Liability Issues & the Texas Good Samaritan Act
The first hour after an accident is referred to as the “golden hour” by the medical community. During this time period, even inexperienced medical attention can mean the difference between life and death. Unfortunately, it’s not unusual for an accident victim to sustain additional and even fatal injuries because a good Samaritan is trying to be helpful. After all, the average bystander lacks the essential medical knowledge and insight to accurately appraise an accident victim’s condition.

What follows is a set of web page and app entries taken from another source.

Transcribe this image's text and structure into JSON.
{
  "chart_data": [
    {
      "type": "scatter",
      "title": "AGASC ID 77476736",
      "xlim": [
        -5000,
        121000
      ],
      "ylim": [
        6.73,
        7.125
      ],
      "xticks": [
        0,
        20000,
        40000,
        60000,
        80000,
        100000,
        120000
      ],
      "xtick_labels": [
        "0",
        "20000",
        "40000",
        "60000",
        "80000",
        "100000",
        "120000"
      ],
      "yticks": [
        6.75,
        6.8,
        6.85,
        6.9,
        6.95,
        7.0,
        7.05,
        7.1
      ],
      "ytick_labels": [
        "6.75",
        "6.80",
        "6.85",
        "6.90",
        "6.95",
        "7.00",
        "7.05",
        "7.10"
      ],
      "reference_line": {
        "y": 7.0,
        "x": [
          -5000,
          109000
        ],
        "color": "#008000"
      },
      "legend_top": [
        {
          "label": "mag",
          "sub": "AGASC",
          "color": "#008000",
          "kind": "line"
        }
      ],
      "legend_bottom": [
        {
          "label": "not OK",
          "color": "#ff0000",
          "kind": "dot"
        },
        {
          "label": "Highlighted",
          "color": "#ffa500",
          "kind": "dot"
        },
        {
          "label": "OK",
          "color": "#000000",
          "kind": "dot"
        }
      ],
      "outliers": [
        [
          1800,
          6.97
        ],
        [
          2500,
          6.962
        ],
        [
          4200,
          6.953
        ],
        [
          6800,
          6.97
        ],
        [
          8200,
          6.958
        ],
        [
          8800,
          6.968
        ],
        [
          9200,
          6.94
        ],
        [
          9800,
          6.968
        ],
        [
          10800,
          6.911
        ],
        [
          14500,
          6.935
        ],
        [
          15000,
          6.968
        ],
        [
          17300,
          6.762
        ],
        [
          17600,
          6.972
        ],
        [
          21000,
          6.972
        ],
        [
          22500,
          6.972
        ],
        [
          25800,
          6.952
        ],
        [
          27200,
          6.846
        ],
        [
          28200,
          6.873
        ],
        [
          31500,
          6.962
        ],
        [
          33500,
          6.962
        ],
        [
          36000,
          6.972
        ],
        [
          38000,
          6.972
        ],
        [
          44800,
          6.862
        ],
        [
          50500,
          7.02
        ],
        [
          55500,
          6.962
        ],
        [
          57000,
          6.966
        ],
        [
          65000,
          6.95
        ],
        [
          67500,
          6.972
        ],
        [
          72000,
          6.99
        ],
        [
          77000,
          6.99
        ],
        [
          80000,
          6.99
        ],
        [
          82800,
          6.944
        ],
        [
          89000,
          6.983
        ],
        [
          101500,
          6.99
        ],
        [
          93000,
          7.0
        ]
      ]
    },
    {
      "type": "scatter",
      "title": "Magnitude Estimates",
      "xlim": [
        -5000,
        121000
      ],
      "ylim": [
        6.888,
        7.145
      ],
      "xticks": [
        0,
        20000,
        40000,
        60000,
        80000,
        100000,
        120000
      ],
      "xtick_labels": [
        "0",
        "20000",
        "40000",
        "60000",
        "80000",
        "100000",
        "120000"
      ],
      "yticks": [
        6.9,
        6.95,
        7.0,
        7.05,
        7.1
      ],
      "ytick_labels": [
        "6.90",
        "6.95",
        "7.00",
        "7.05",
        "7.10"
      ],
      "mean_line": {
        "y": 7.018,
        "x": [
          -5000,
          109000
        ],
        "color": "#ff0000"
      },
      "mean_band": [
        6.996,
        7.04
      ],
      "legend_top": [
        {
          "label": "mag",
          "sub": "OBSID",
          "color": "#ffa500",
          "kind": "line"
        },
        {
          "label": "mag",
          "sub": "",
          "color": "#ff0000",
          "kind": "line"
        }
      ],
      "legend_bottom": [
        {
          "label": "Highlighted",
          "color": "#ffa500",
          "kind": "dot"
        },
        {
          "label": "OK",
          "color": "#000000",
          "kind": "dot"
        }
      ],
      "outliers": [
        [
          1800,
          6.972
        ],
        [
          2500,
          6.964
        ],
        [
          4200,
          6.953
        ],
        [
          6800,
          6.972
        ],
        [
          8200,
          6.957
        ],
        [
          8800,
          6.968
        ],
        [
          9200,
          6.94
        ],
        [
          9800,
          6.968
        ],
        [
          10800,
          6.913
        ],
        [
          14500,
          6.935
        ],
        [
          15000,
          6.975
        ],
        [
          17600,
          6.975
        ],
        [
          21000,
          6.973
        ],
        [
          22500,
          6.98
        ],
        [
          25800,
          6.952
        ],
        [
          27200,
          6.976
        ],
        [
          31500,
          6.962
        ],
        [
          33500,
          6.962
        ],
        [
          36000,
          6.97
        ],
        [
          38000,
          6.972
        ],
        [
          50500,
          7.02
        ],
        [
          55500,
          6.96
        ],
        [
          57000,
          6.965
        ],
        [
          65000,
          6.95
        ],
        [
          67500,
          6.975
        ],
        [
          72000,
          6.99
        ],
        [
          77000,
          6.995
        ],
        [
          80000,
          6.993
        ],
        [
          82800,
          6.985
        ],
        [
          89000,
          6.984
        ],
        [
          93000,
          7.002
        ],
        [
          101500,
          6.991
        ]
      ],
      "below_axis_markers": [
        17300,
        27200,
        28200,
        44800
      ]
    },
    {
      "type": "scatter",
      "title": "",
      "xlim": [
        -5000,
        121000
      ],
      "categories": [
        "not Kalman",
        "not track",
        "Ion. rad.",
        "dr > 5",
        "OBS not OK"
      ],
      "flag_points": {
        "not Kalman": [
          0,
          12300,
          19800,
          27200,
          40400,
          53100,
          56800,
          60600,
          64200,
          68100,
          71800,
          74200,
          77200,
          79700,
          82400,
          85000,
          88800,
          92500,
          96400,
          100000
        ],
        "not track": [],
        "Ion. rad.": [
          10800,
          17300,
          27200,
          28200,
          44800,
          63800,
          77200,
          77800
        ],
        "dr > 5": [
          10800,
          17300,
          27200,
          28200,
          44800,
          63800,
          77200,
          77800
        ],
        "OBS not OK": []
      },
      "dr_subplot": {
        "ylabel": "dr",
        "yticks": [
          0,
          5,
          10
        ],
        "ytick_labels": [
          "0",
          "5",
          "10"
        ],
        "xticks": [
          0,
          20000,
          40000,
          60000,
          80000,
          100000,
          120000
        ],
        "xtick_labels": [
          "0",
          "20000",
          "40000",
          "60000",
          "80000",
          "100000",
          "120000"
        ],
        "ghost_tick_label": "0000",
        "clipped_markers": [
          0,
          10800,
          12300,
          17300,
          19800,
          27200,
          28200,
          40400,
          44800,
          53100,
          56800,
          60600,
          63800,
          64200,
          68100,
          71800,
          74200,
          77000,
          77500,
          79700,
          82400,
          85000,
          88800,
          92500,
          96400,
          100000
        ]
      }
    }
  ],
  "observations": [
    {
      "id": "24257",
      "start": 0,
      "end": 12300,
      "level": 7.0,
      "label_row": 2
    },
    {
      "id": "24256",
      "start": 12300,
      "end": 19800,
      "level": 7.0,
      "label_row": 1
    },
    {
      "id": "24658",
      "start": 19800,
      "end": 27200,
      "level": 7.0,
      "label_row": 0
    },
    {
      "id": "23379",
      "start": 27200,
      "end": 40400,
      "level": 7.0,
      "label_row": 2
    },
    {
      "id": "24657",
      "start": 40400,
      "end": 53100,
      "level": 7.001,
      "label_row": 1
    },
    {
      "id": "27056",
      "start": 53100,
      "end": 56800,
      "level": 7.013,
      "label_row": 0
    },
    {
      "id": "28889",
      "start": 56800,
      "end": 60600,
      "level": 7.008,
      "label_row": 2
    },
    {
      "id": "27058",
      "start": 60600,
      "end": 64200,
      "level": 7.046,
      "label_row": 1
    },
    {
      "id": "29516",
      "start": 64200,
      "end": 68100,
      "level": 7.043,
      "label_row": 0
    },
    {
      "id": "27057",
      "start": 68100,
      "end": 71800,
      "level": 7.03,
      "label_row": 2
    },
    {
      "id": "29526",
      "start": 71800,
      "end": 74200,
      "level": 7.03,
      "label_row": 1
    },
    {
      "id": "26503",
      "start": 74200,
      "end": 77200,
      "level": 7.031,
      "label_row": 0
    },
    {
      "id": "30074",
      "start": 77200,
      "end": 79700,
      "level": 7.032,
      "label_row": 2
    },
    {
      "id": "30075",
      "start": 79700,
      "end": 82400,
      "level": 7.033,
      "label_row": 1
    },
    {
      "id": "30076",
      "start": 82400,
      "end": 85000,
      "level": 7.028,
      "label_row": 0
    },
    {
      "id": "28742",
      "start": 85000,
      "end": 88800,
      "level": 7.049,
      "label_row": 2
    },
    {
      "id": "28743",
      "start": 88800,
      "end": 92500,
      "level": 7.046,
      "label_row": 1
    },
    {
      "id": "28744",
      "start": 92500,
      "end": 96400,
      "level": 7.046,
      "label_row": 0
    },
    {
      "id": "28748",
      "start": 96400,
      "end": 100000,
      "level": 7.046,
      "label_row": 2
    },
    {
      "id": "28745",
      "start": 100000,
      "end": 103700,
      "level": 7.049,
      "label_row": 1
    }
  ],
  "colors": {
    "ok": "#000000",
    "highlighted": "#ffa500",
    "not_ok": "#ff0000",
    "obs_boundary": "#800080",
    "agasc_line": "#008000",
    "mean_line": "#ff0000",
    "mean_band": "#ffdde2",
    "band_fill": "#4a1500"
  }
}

For better and worse, the Texas Good Samaritan Act generally protects these well-intentioned individuals from costly negligence claims. According to the law, “A person who in good faith administers emergency care at the scene of an emergency or in a hospital is not liable in civil damages for an act performed during the emergency unless the act is willfully or wantonly negligent.” In other words, this law protects a good Samaritan if they act in good faith and out of concern for another person’s safety.
The Texas Good Samaritan Act does not protect:
- A good Samaritan who injures a person in an act of blatant negligence.
- An individual who requests a monetary reward for rendering aid.
- A person who was at the accident scene to solicit business.
- Someone who regularly administers health care services, such as “an admitting physician or treating physician.”
Good Samaritan Disputes
Automobile accidents frequently result in good Samaritan disputes. When a serious collision occurs, it’s normal to see bystanders pull over, call 911, and even help injured parties escape from damaged vehicles. Without the Texas Good Samaritan Act, an injured passenger could feasibly sue a person who helped them escape a burning vehicle if it resulted in additional injuries.
You can review these additional examples to understand how the Texas Good Samaritan Act protects civilians:
- An at-fault driver can’t pursue damages against a good Samaritan just to offset the cost of an accident.
- A near-drowning victim can’t take legal action against someone who saved their life using CPR, even if the chest compressions broke their ribs or resulted in a collapsed lung.
Various states have enacted similar laws to encourage civilian action during the “golden hour.” However, these protections are not available to first responders, licensed health care providers, or even tow truck companies because they arrived at the scene for “business purposes.” For instance, a car accident victim can sue a tow truck company if their vehicle suffers additional damage while being towed.
Contact The Stewart Law Firm, PLLC Today
Contact the personal injury attorneys at The Stewart Law Firm, PLLC if you’ve been injured in an accident or have questions about the Texas Good Samaritan Act. Our resourceful attorneys can investigate your case, identify any negligent parties, calculate your injury-related expenses, and help you pursue a monetary award that facilitates your overall recovery.
We’re available to you 24/7. Call The Stewart Law Firm, PLLC at (512) 271-5112 to schedule a free, no-risk consultation.